Habitat loss and disturbance can have a devastating impact on the environment, but there are potential solutions that can help reduce their effects. One solution is to increase public awareness about the issue. This could include educating people about the importance of preserving natural habitats and teaching them ways to do so. Additionally, governments could implement laws or regulations meant to protect habitats from further damage. Furthermore, investing in green infrastructure such as parks and conservation areas would help to safeguard some of these areas from destruction. Finally, organizations like conservation trusts or charities could be set up to help fund habitat restoration projects and research into new methods for reducing habitat loss and disturbance. All of these initiatives would work together to reduce the impact of habitat loss and disturbance on our ecosystems.

Pollution Risk

Professional Assistance with Animal Control

Habitat loss and disturbance are two of the most serious environmental issues facing our planet today. The destruction of natural habitats, such as forests, wetlands and coral reefs, has far-reaching implications for ecosystems around the world. This is due to the complex interconnections between species and their environment that can be disrupted when habitats are damaged or destroyed. In addition to this, human activities such as farming, fishing, urbanisation and resource extraction can cause significant disruption to habitats.

The consequences of habitat loss and disturbance can be felt in a number of ways. For example, it affects the abundance of certain species by reducing their food sources or shelter opportunities; it reduces genetic diversity through limiting access to new mating partners; it increases competition between species; and it can lead to increased disease transmission risk due to changing animal behaviour patterns. All these factors have an impact on biodiversity which is essential for maintaining healthy ecosystems.

To address this issue effectively it is important that we have a thorough understanding of how habitats function before they are disturbed or affected by human activity. To do this there needs to be greater investment in research on the effects of habitat loss and disturbance on individual species populations as well as at broader ecosystem levels. A better understanding will enable us to develop more targeted conservation strategies which focus on protecting vulnerable locations from further degradation while also encouraging regeneration where possible.

1) “What Is Habitat Loss?” World Wildlife Fund, wwf.panda.org/our_work/habitat/loss/.
2) “Understanding Habitat Loss & Its Impact On Biodiversity” Conservation Biology Institute, 2020, www2cbi-org/understanding-habitat-loss-its-impact-on-biodiversity/.
3) “Habitats Under Threat” International Union for Conservation Of Nature (IUCN), iucnredlistorg/resources/threats#HabitatsUnderThreat .
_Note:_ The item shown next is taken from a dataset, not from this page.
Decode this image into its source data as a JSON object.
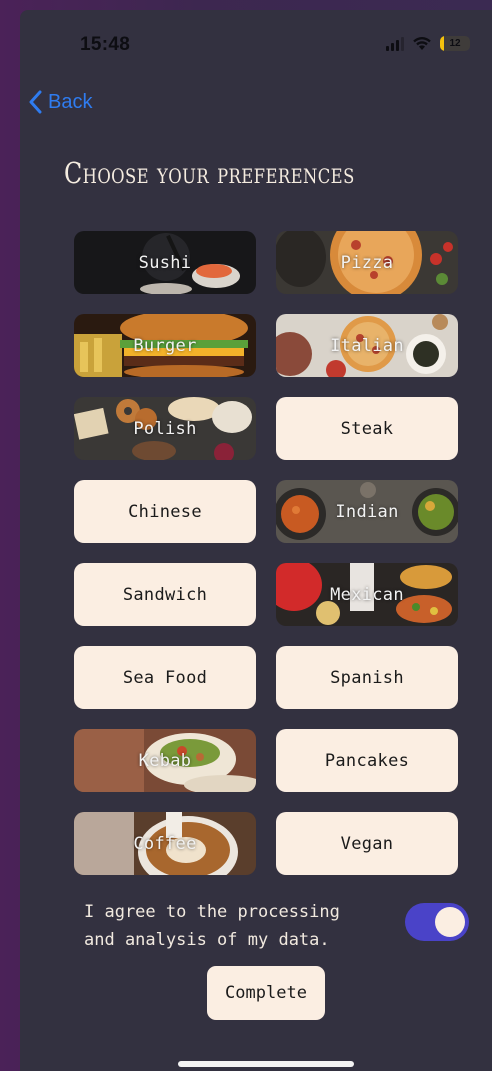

Considerations when Choosing an Animal Control Company
Various types of chemical, biological and physical repellents are used to keep animals away from crops and property. This includes products such as noise machines, ultrasonic devices, strobe lights, scent-based deterrents, fencing and netting.
Habitat loss can reduce the effectiveness of animal repellents by decreasing the number of animals in the area and reducing their access to food or shelter. Decreased populations may make it difficult for animals to learn what the repellents are meant to do and be less likely to stay away from areas that they have become accustomed to.
Non-lethal methods such as trapping or relocation can often be used with success when habitats are lost. Other alternatives include targeted baiting programs or exclusion measures such as fences or netting designed to keep pests out while preserving native species’ habitats.
It is important to consider how using certain types of animal repellants could potentially cause disruption within an ecosystem. For example, some scented deterrents may attract predators into an area that would not normally occur there which could disrupt delicate balance between predator and prey populations as well as other wildlife living in the same area.